# DATASET
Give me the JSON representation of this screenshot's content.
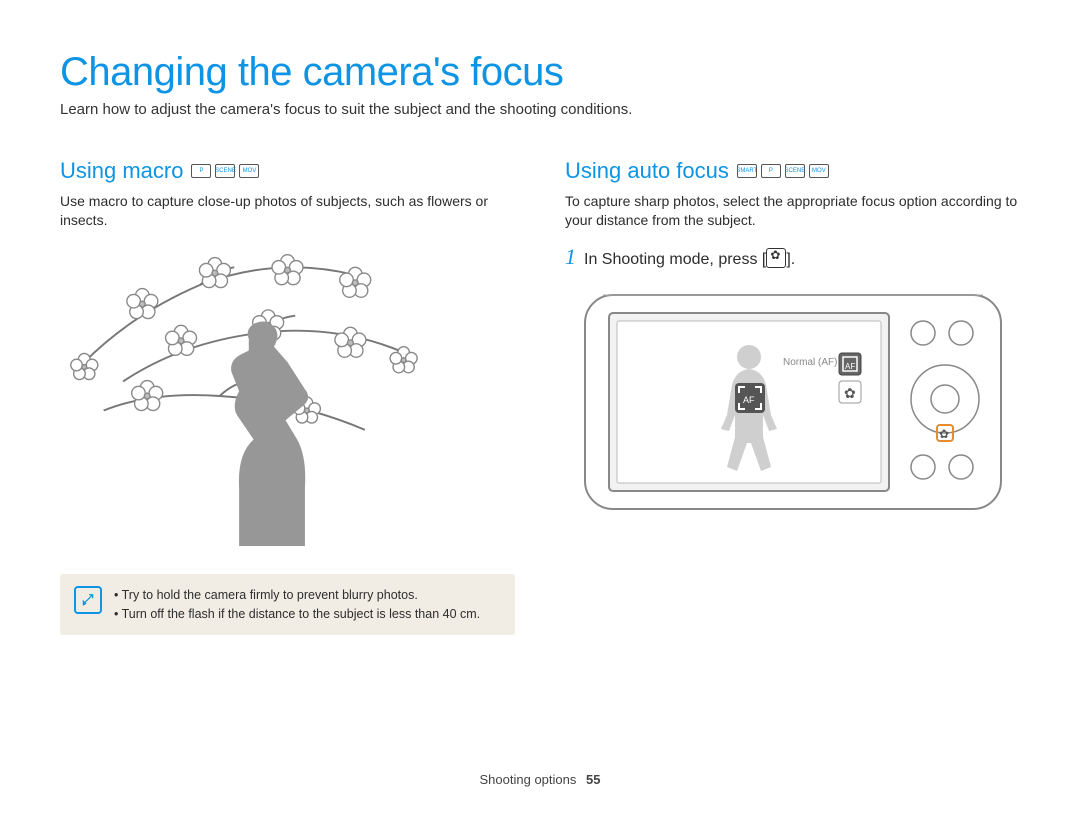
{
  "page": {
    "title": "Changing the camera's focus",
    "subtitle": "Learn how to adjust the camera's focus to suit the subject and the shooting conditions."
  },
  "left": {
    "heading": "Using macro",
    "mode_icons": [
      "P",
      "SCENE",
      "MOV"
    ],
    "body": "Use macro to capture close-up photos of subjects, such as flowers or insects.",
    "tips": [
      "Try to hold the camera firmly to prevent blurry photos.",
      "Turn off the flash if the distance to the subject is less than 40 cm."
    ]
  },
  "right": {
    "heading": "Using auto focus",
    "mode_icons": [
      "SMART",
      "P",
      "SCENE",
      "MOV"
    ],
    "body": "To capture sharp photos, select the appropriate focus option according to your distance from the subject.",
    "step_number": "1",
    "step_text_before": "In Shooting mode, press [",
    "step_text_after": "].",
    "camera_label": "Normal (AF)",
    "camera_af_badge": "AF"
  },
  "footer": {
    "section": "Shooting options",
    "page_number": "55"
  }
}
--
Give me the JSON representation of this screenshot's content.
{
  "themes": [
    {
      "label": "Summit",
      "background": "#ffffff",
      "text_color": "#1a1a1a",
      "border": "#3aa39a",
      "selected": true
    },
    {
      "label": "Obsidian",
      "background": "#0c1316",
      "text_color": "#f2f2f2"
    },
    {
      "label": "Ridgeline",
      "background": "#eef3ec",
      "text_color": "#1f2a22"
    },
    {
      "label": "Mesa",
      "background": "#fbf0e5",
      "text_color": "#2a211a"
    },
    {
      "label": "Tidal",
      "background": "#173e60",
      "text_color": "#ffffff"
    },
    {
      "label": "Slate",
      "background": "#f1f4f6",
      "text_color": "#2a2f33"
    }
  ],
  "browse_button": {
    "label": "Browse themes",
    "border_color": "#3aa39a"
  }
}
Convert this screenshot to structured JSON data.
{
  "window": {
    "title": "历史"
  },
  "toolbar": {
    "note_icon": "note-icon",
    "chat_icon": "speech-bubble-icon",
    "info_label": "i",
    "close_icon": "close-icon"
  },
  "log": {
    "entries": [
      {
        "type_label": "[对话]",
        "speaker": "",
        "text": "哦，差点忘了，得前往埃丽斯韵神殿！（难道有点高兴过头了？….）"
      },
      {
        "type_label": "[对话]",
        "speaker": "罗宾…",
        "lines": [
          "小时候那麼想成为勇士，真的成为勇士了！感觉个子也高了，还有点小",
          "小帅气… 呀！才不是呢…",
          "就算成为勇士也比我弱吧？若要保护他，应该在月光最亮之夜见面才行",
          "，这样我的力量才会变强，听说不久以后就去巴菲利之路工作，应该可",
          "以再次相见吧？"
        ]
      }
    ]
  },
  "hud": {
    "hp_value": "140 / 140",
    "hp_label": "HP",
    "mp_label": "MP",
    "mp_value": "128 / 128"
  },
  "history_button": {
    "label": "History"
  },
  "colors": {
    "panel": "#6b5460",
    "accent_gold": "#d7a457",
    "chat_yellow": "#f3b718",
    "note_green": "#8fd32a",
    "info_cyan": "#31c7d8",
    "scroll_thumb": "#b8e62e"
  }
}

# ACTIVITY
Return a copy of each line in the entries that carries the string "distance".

# SOLUTION FOR THIS EXERCISE
      "Turn off the flash if the distance to the subject is less than 40 cm."
    "body": "To capture sharp photos, select the appropriate focus option according to your distance from the subject.",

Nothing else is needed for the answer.